This one may be hard if you haven’t worked out your back muscles.
Try to keep an upright posture without sticking your head forward.
Horizontal External Shoulder Rotation
With both arms bend at your side raise them until they’re at slightly lower than a 90-degree angle.
From this position, try to pull the band back without moving your upper arm.
This is another exercise that might be hard if you neglect your back muscles.
If you feel the burn in your back shoulder, loosen the resistance.
The muscle you’re working on is weak and can easily be injured if you try to push it.
If it is too easy, try tying the band lowers down the net.
Now face away from the net with your arms at your side and slightly bent. Your palms should also be away from the net.
From here, pull the band forward with both arms for a few inches
You should feel it in your chest and front shoulder
Now take your arms up above your head with your arms bent
From here, pull the band up by extending your arm. You want minimal movement from other body parts since you’re trying to target the triceps muscles here.
From this position take a small step forward with your dominant leg so that you can lean forward slightly.
But make sure your core is engaged, and your back and neck are straight.
Raise your arms out to your side and bend them at a 90-degree angle
From here, push forward with your chest like you’re doing a push-up
Internal Shoulder Rotation
Turn your body to the left until it’s side way to the net
Now bend your right arm at a 90-degree angle while your other arm holds the band stable.
From here, pull the band toward your chest with your right arm without moving your upper arm
Here you’re working on your internal shoulder rotator. You might feel a slight burn somewhere inside of your shoulder.
External Shoulder Rotation
Without changing your body’s position, now bend your left arm 90 degrees and tuck it to your chest.
From here, pull the band just like you did before except away from your chest.
This will work your external shoulder rotator muscle.
Be extra careful with this exercise because your external shoulder rotator muscle is tender.

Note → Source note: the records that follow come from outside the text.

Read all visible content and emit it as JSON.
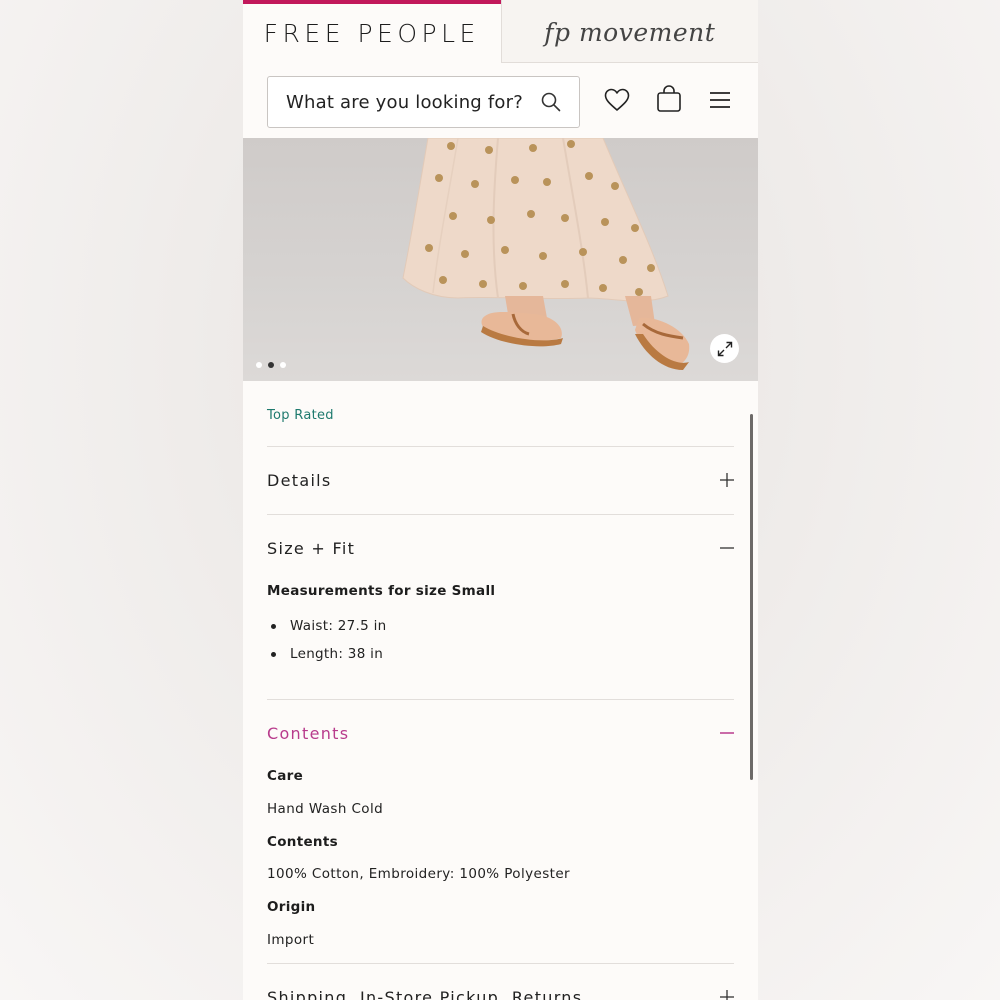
{
  "brand_tabs": {
    "free_people": "FREE PEOPLE",
    "fp_movement": "fp movement"
  },
  "search": {
    "placeholder": "What are you looking for?"
  },
  "colors": {
    "accent": "#c2185b",
    "badge": "#1f7a6e",
    "active_section": "#b83b8c"
  },
  "gallery": {
    "total_images": 3,
    "active_index": 2
  },
  "product": {
    "badge": "Top Rated"
  },
  "accordion": {
    "details": {
      "title": "Details",
      "state": "collapsed"
    },
    "size_fit": {
      "title": "Size + Fit",
      "state": "expanded",
      "heading": "Measurements for size Small",
      "items": [
        "Waist: 27.5 in",
        "Length: 38 in"
      ]
    },
    "contents": {
      "title": "Contents",
      "state": "expanded",
      "care_label": "Care",
      "care_value": "Hand Wash Cold",
      "contents_label": "Contents",
      "contents_value": "100% Cotton, Embroidery: 100% Polyester",
      "origin_label": "Origin",
      "origin_value": "Import"
    },
    "shipping": {
      "title": "Shipping, In-Store Pickup, Returns",
      "state": "collapsed"
    }
  },
  "icons": {
    "search": "search-icon",
    "wishlist": "heart-icon",
    "bag": "shopping-bag-icon",
    "menu": "hamburger-menu-icon",
    "expand": "expand-icon",
    "plus": "plus-icon",
    "minus": "minus-icon"
  }
}
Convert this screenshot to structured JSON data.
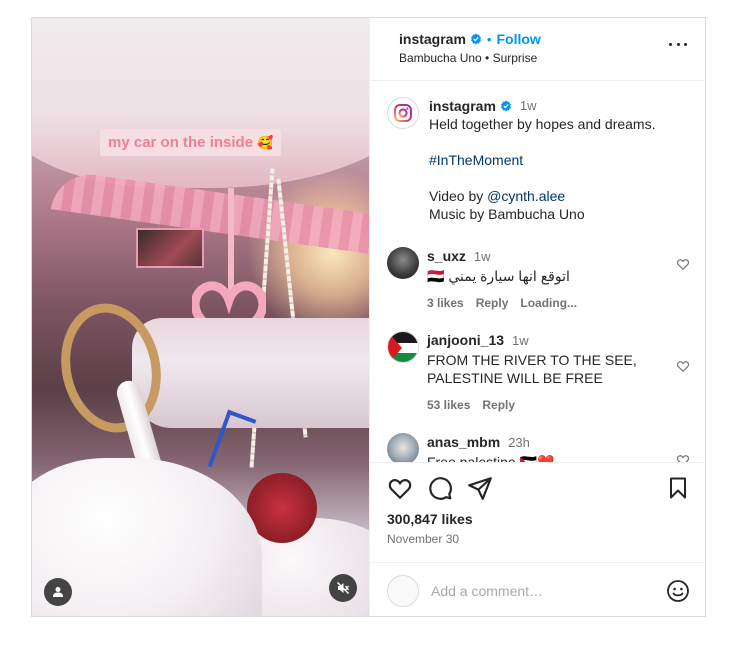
{
  "media": {
    "caption_sticker": "my car on the inside",
    "caption_emoji": "🥰"
  },
  "header": {
    "username": "instagram",
    "separator": "•",
    "follow_label": "Follow",
    "subline": "Bambucha Uno • Surprise"
  },
  "caption": {
    "username": "instagram",
    "time": "1w",
    "line1": "Held together by hopes and dreams.",
    "hashtag": "#InTheMoment",
    "video_by_prefix": "Video by ",
    "video_by_handle": "@cynth.alee",
    "music_by": "Music by Bambucha Uno"
  },
  "comments": [
    {
      "username": "s_uxz",
      "time": "1w",
      "flag": "🇾🇪",
      "text": "اتوقع انها سيارة يمني",
      "likes": "3 likes",
      "reply": "Reply",
      "loading": "Loading..."
    },
    {
      "username": "janjooni_13",
      "time": "1w",
      "text": "FROM THE RIVER TO THE SEE, PALESTINE WILL BE FREE",
      "likes": "53 likes",
      "reply": "Reply"
    },
    {
      "username": "anas_mbm",
      "time": "23h",
      "text": "Free palestine 🇵🇸❤️"
    }
  ],
  "actions": {
    "likes": "300,847 likes",
    "date": "November 30"
  },
  "comment_box": {
    "placeholder": "Add a comment…"
  },
  "colors": {
    "accent": "#0095f6",
    "link": "#00376b",
    "muted": "#737373",
    "border": "#dbdbdb"
  },
  "icons": [
    "user-tag-icon",
    "mute-icon",
    "verified-badge-icon",
    "more-options-icon",
    "instagram-logo-icon",
    "heart-icon",
    "comment-icon",
    "share-icon",
    "bookmark-icon",
    "emoji-icon"
  ]
}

Lastly, clasp your hand in front of your chest with both arms completely straight.
Try to keep an upright posture.
From here, pull the band away from the net by twisting your trunk.
Try not to let your hips move.
After you’re done with this side, do the last 3 exercises on the other side and you’ll be ready to pick up your racquet.
So that’s it for this video.
Take these exercises out to the court and see which ones feel right for your body and remember to be extra careful when your body is still cold.
Due to all of you guys request, we made a free webinar to perfect your timing on your ground strokes. Make sure to sign in before we launch on October 21st. Click the link in description below.
Until next time guys – go out and train hard.
See you in the next lesson.